• **Exercise requirements**
Return, without anything added, the lines from the one containing "What data populates" through the end of the entries below, exactly as written.

• **Supplied information**

###

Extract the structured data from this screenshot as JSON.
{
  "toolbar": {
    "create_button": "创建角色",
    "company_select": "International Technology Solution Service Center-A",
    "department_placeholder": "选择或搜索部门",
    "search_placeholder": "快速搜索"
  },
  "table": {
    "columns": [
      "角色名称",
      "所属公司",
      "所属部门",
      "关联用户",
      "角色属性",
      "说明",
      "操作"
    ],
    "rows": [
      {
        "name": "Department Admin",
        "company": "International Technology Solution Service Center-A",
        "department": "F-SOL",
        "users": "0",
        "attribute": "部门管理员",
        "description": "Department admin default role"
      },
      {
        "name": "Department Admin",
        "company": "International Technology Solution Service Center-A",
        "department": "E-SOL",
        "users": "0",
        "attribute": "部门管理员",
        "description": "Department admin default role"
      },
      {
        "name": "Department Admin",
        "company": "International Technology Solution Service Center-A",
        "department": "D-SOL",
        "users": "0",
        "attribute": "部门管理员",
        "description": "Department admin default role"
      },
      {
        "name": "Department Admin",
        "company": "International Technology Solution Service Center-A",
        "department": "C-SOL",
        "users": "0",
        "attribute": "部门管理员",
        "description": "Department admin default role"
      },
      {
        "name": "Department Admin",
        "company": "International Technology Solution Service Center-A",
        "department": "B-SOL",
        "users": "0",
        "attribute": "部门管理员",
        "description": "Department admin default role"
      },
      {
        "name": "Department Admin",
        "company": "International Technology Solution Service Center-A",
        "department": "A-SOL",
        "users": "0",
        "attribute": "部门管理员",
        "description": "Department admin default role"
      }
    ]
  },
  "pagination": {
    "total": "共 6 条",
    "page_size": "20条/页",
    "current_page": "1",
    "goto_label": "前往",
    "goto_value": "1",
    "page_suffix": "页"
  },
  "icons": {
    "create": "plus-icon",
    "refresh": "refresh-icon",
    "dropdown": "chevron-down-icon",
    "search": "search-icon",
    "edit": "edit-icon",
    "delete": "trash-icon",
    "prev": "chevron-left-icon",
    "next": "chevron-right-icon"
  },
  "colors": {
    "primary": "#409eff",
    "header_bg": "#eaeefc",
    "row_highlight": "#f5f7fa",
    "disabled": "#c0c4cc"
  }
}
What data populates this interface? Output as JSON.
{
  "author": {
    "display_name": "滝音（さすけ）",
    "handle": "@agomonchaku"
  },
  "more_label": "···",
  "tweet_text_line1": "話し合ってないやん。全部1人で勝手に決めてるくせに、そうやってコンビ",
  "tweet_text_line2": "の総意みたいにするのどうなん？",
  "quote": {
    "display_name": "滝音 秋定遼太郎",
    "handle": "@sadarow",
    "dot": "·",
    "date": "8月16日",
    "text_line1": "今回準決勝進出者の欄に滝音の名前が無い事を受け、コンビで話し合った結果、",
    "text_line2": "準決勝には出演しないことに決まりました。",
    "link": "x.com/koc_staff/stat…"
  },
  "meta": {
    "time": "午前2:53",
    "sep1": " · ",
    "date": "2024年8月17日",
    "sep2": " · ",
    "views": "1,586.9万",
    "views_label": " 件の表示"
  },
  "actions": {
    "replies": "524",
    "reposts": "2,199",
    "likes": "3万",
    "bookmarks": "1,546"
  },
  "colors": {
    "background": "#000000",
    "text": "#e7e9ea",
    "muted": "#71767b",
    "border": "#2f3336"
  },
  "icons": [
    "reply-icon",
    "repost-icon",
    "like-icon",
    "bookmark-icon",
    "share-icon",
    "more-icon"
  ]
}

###

• **Solution to this exercise**
What data populates this interface? Output as JSON.
{
  "author": {
    "display_name": "滝音（さすけ）",
    "handle": "@agomonchaku"
  },
  "more_label": "···",
  "tweet_text_line1": "話し合ってないやん。全部1人で勝手に決めてるくせに、そうやってコンビ",
  "tweet_text_line2": "の総意みたいにするのどうなん？",
  "quote": {
    "display_name": "滝音 秋定遼太郎",
    "handle": "@sadarow",
    "dot": "·",
    "date": "8月16日",
    "text_line1": "今回準決勝進出者の欄に滝音の名前が無い事を受け、コンビで話し合った結果、",
    "text_line2": "準決勝には出演しないことに決まりました。",
    "link": "x.com/koc_staff/stat…"
  },
  "meta": {
    "time": "午前2:53",
    "sep1": " · ",
    "date": "2024年8月17日",
    "sep2": " · ",
    "views": "1,586.9万",
    "views_label": " 件の表示"
  },
  "actions": {
    "replies": "524",
    "reposts": "2,199",
    "likes": "3万",
    "bookmarks": "1,546"
  },
  "colors": {
    "background": "#000000",
    "text": "#e7e9ea",
    "muted": "#71767b",
    "border": "#2f3336"
  },
  "icons": [
    "reply-icon",
    "repost-icon",
    "like-icon",
    "bookmark-icon",
    "share-icon",
    "more-icon"
  ]
}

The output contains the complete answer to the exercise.